    AU - Prineas, Ronald J.

    AU - Tereshchenko, Larisa

    AU - Soliman, Elsayed Z.

    PY - 2017

    Y1 - 2017

    N2 - Background: Silent myocardial infarction (SMI) accounts for about half of the total number of MIs, and is associated with poor prognosis as is clinically documented MI (CMI). The electrocardiographic (ECG) spatial QRS/T angle has been a strong predictor of cardiovascular outcomes. Whether spatial QRS/T angle also is predictive of SMI, and the easy-to-obtain frontal QRS/T angle will show similar association are currently unknown. Methods: We examined the association between the spatial and frontal QRS/T angles, separately, with incident SMI among 9498 participants (mean age 54. years, 57% women, and 20% African-American), who were free of cardiovascular disease at baseline (visit 1, 1987-1989) from the Atherosclerosis Risk in Communities (ARIC) study. Incident SMI was defined as MI occurring after the baseline until visit 4 (1996-1998) without CMI. The frontal plane QRS/T angle was defined as the absolute difference between QRS axis and T axis. Values greater than the sex-specific 95th percentiles of the QRS/T angles were considered wide (abnormal). Results: A total of 317 (3.3%) incident SMIs occurred during a 9-year median follow-up. In a model adjusted for demographics, cardiovascular risk factors and potential confounders, both abnormal frontal (HR 2.28, 95% CI 1.58-3.29) and spatial (HR 2.10, 95% CI 1.44-3.06) QRS/T angles were associated with an over 2-fold increased risk of incident SMI. Similar patterns of associations were observed when the results were stratified by sex. Conclusions: Both frontal and spatial QRS/T angles are predicative of SMI suggesting a potential use for these markers in identifying individuals at risk.

    AB - Background: Silent myocardial infarction (SMI) accounts for about half of the total number of MIs, and is associated with poor prognosis as is clinically documented MI (CMI). The electrocardiographic (ECG) spatial QRS/T angle has been a strong predictor of cardiovascular outcomes. Whether spatial QRS/T angle also is predictive of SMI, and the easy-to-obtain frontal QRS/T angle will show similar association are currently unknown. Methods: We examined the association between the spatial and frontal QRS/T angles, separately, with incident SMI among 9498 participants (mean age 54. years, 57% women, and 20% African-American), who were free of cardiovascular disease at baseline (visit 1, 1987-1989) from the Atherosclerosis Risk in Communities (ARIC) study.

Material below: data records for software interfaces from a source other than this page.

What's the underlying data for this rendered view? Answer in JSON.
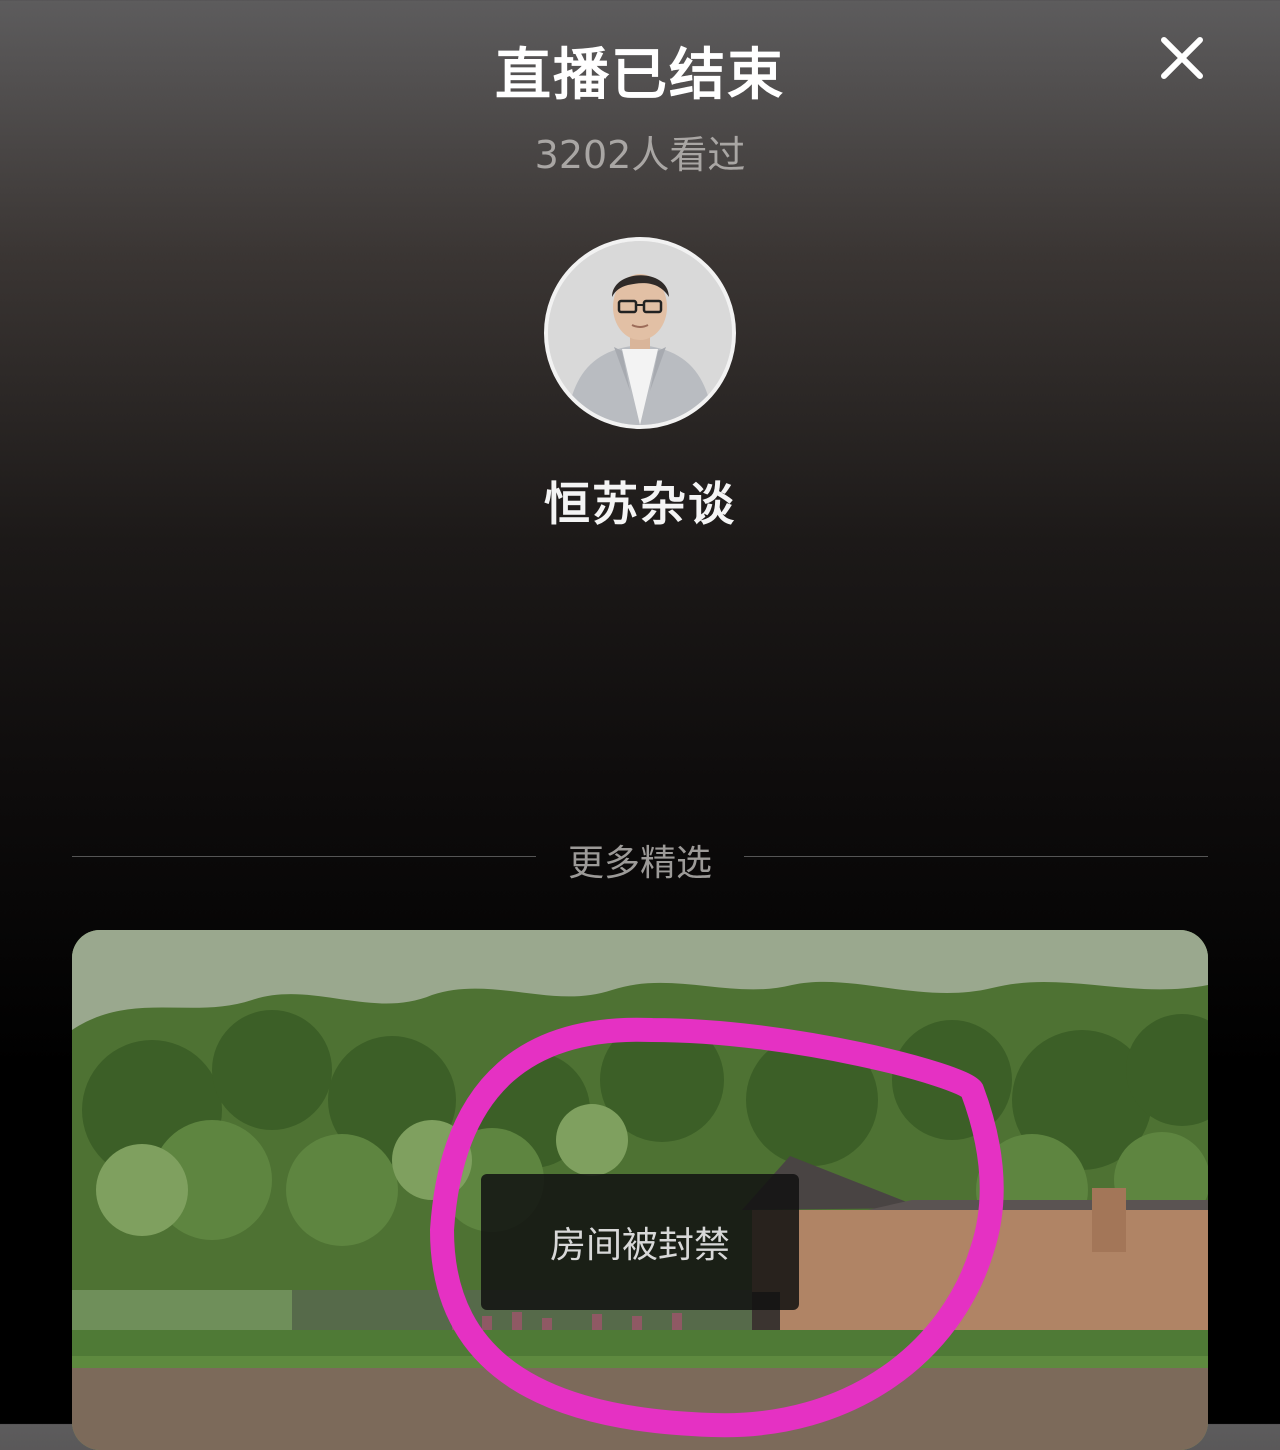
{
  "header": {
    "title": "直播已结束",
    "close_icon": "close-icon"
  },
  "stats": {
    "viewers": "3202人看过"
  },
  "host": {
    "name": "恒苏杂谈",
    "avatar_icon": "avatar"
  },
  "more_section": {
    "label": "更多精选"
  },
  "recommended_card": {
    "overlay_text": "房间被封禁",
    "annotation_color": "#e531c3"
  },
  "colors": {
    "title": "#ffffff",
    "secondary_text": "#a9a6a4",
    "background_bottom": "#000000"
  }
}
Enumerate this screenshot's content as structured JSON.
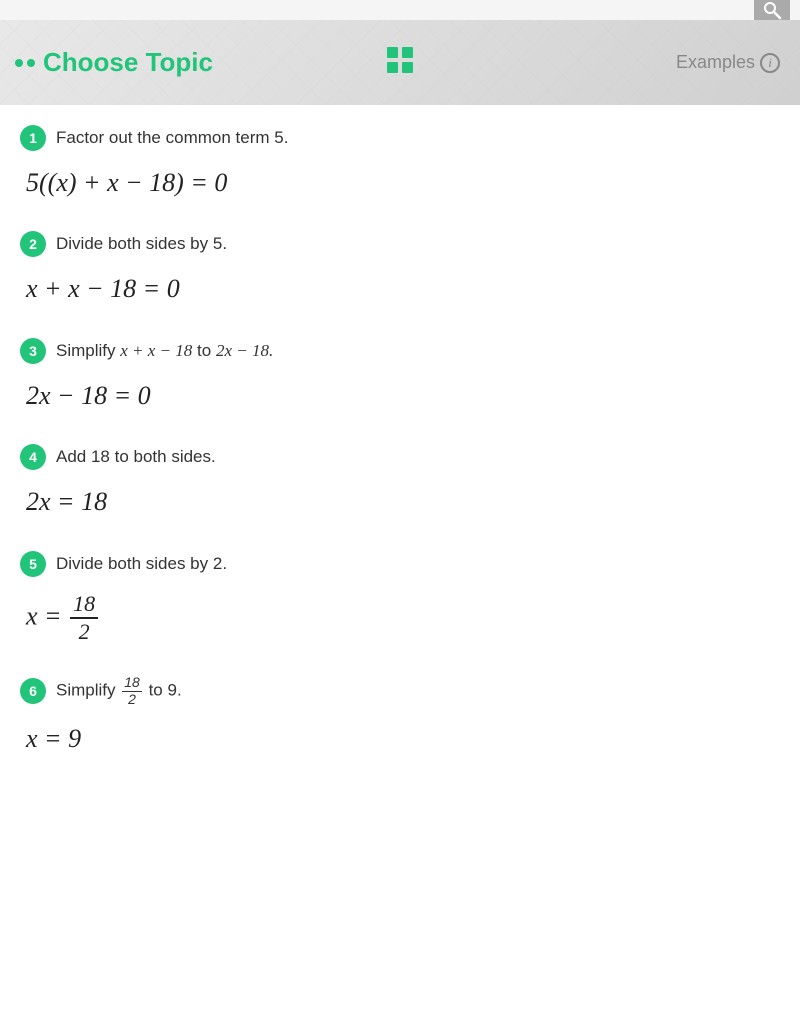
{
  "header": {
    "dots": [
      "dot1",
      "dot2"
    ],
    "choose_topic_label": "Choose Topic",
    "grid_icon_label": "grid",
    "examples_label": "Examples",
    "examples_info": "i"
  },
  "steps": [
    {
      "number": "1",
      "description": "Factor out the common term 5.",
      "math_html": "step1_math"
    },
    {
      "number": "2",
      "description": "Divide both sides by 5.",
      "math_html": "step2_math"
    },
    {
      "number": "3",
      "description_prefix": "Simplify",
      "description_expr1": "x + x − 18",
      "description_middle": "to",
      "description_expr2": "2x − 18.",
      "math_html": "step3_math"
    },
    {
      "number": "4",
      "description": "Add 18 to both sides.",
      "math_html": "step4_math"
    },
    {
      "number": "5",
      "description": "Divide both sides by 2.",
      "math_html": "step5_math"
    },
    {
      "number": "6",
      "description_prefix": "Simplify",
      "description_middle": "to",
      "description_expr2": "9.",
      "math_html": "step6_math"
    }
  ],
  "colors": {
    "accent": "#22c47a",
    "text_dark": "#222",
    "text_muted": "#888"
  }
}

Incident SMI was defined as MI occurring after the baseline until visit 4 (1996-1998) without CMI. The frontal plane QRS/T angle was defined as the absolute difference between QRS axis and T axis. Values greater than the sex-specific 95th percentiles of the QRS/T angles were considered wide (abnormal). Results: A total of 317 (3.3%) incident SMIs occurred during a 9-year median follow-up. In a model adjusted for demographics, cardiovascular risk factors and potential confounders, both abnormal frontal (HR 2.28, 95% CI 1.58-3.29) and spatial (HR 2.10, 95% CI 1.44-3.06) QRS/T angles were associated with an over 2-fold increased risk of incident SMI. Similar patterns of associations were observed when the results were stratified by sex. Conclusions: Both frontal and spatial QRS/T angles are predicative of SMI suggesting a potential use for these markers in identifying individuals at risk.

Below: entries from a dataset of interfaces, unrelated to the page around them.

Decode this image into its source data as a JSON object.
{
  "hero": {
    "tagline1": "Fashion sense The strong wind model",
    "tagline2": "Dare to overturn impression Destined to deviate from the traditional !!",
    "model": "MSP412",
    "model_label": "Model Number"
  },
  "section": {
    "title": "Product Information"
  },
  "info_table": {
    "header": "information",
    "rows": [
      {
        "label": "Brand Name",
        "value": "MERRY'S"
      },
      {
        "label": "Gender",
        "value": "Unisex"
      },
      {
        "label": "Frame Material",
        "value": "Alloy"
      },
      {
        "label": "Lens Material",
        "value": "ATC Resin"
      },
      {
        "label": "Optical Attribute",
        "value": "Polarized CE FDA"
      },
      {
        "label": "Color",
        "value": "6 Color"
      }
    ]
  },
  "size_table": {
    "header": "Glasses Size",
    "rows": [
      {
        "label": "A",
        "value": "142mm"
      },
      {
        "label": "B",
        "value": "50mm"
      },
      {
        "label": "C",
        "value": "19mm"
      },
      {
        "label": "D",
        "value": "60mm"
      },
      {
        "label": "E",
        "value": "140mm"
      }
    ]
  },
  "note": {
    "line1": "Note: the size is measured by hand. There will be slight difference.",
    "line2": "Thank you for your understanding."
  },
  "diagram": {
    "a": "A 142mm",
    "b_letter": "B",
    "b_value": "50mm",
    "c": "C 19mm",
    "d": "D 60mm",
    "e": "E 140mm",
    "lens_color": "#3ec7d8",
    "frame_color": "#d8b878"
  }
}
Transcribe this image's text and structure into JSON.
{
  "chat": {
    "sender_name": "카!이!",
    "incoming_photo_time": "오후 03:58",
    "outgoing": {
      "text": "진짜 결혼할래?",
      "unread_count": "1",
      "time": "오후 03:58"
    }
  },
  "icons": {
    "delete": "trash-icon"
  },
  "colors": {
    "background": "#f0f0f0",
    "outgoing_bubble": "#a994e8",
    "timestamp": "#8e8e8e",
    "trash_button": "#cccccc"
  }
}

    KW - Electrocardiography

    KW - QRS/T angle

    KW - Silent myocardial infarction

    UR - http://www.scopus.com/inward/record.url?scp=85019236613&partnerID=8YFLogxK

    UR - http://www.scopus.com/inward/citedby.url?scp=85019236613&partnerID=8YFLogxK

    U2 - 10.1016/j.jelectrocard.2017.05.001

    DO - 10.1016/j.jelectrocard.2017.05.001

    M3 - Article

    C2 - 28515002

    AN - SCOPUS:85019236613

    JO - Journal of Electrocardiology

    JF - Journal of Electrocardiology

    SN - 0022-0736

    ER -